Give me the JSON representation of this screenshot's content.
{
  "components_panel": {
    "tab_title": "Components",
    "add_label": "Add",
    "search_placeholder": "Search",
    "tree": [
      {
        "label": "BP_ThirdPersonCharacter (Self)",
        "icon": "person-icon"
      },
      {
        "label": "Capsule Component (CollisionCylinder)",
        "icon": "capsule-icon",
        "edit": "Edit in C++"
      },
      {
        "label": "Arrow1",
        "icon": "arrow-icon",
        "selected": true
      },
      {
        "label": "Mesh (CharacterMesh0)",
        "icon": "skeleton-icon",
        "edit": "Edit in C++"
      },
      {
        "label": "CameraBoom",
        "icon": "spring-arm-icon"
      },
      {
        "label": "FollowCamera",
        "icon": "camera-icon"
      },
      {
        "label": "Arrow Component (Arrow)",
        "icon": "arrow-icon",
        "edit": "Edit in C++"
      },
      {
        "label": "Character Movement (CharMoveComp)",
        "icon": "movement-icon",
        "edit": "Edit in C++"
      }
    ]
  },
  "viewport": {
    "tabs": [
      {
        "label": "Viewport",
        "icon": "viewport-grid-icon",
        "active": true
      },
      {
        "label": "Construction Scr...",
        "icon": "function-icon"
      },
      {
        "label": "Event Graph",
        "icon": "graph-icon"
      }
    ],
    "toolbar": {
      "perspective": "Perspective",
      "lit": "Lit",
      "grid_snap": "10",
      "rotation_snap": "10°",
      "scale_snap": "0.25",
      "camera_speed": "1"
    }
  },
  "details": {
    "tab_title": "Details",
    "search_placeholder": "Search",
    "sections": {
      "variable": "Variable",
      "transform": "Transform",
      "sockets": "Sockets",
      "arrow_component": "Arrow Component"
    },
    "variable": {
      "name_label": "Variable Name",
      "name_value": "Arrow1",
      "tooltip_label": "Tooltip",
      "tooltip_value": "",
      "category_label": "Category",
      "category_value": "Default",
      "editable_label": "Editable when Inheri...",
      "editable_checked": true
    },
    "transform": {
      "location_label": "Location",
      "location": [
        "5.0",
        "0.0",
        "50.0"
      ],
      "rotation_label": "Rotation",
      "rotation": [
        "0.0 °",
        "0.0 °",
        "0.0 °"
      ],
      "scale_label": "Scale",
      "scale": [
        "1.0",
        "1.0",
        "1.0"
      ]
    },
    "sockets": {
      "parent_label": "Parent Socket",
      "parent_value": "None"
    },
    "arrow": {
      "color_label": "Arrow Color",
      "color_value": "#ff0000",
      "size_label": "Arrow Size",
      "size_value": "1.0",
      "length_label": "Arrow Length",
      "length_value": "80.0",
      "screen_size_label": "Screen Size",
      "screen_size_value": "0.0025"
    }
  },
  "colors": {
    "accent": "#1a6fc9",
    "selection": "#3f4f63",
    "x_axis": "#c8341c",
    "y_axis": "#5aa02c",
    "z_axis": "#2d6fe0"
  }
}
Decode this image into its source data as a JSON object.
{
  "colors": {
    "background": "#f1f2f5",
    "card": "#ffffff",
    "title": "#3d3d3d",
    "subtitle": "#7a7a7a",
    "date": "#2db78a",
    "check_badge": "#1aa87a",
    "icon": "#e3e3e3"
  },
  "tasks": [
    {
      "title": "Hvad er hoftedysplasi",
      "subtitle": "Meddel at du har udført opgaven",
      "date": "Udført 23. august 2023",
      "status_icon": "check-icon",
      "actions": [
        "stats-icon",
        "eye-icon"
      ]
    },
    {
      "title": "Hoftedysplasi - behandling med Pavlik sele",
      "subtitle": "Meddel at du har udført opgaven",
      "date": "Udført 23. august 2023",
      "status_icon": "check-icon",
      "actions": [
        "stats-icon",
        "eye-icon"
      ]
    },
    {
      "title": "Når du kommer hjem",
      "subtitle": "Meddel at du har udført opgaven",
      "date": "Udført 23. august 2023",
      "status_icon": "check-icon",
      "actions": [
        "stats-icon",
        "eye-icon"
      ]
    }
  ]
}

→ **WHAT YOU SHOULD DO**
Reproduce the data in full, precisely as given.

→ **SOLUTION FOR THIS EXERCISE**
Give me the JSON representation of this screenshot's content.
{
  "components_panel": {
    "tab_title": "Components",
    "add_label": "Add",
    "search_placeholder": "Search",
    "tree": [
      {
        "label": "BP_ThirdPersonCharacter (Self)",
        "icon": "person-icon"
      },
      {
        "label": "Capsule Component (CollisionCylinder)",
        "icon": "capsule-icon",
        "edit": "Edit in C++"
      },
      {
        "label": "Arrow1",
        "icon": "arrow-icon",
        "selected": true
      },
      {
        "label": "Mesh (CharacterMesh0)",
        "icon": "skeleton-icon",
        "edit": "Edit in C++"
      },
      {
        "label": "CameraBoom",
        "icon": "spring-arm-icon"
      },
      {
        "label": "FollowCamera",
        "icon": "camera-icon"
      },
      {
        "label": "Arrow Component (Arrow)",
        "icon": "arrow-icon",
        "edit": "Edit in C++"
      },
      {
        "label": "Character Movement (CharMoveComp)",
        "icon": "movement-icon",
        "edit": "Edit in C++"
      }
    ]
  },
  "viewport": {
    "tabs": [
      {
        "label": "Viewport",
        "icon": "viewport-grid-icon",
        "active": true
      },
      {
        "label": "Construction Scr...",
        "icon": "function-icon"
      },
      {
        "label": "Event Graph",
        "icon": "graph-icon"
      }
    ],
    "toolbar": {
      "perspective": "Perspective",
      "lit": "Lit",
      "grid_snap": "10",
      "rotation_snap": "10°",
      "scale_snap": "0.25",
      "camera_speed": "1"
    }
  },
  "details": {
    "tab_title": "Details",
    "search_placeholder": "Search",
    "sections": {
      "variable": "Variable",
      "transform": "Transform",
      "sockets": "Sockets",
      "arrow_component": "Arrow Component"
    },
    "variable": {
      "name_label": "Variable Name",
      "name_value": "Arrow1",
      "tooltip_label": "Tooltip",
      "tooltip_value": "",
      "category_label": "Category",
      "category_value": "Default",
      "editable_label": "Editable when Inheri...",
      "editable_checked": true
    },
    "transform": {
      "location_label": "Location",
      "location": [
        "5.0",
        "0.0",
        "50.0"
      ],
      "rotation_label": "Rotation",
      "rotation": [
        "0.0 °",
        "0.0 °",
        "0.0 °"
      ],
      "scale_label": "Scale",
      "scale": [
        "1.0",
        "1.0",
        "1.0"
      ]
    },
    "sockets": {
      "parent_label": "Parent Socket",
      "parent_value": "None"
    },
    "arrow": {
      "color_label": "Arrow Color",
      "color_value": "#ff0000",
      "size_label": "Arrow Size",
      "size_value": "1.0",
      "length_label": "Arrow Length",
      "length_value": "80.0",
      "screen_size_label": "Screen Size",
      "screen_size_value": "0.0025"
    }
  },
  "colors": {
    "accent": "#1a6fc9",
    "selection": "#3f4f63",
    "x_axis": "#c8341c",
    "y_axis": "#5aa02c",
    "z_axis": "#2d6fe0"
  }
}
Decode this image into its source data as a JSON object.
{
  "colors": {
    "background": "#f1f2f5",
    "card": "#ffffff",
    "title": "#3d3d3d",
    "subtitle": "#7a7a7a",
    "date": "#2db78a",
    "check_badge": "#1aa87a",
    "icon": "#e3e3e3"
  },
  "tasks": [
    {
      "title": "Hvad er hoftedysplasi",
      "subtitle": "Meddel at du har udført opgaven",
      "date": "Udført 23. august 2023",
      "status_icon": "check-icon",
      "actions": [
        "stats-icon",
        "eye-icon"
      ]
    },
    {
      "title": "Hoftedysplasi - behandling med Pavlik sele",
      "subtitle": "Meddel at du har udført opgaven",
      "date": "Udført 23. august 2023",
      "status_icon": "check-icon",
      "actions": [
        "stats-icon",
        "eye-icon"
      ]
    },
    {
      "title": "Når du kommer hjem",
      "subtitle": "Meddel at du har udført opgaven",
      "date": "Udført 23. august 2023",
      "status_icon": "check-icon",
      "actions": [
        "stats-icon",
        "eye-icon"
      ]
    }
  ]
}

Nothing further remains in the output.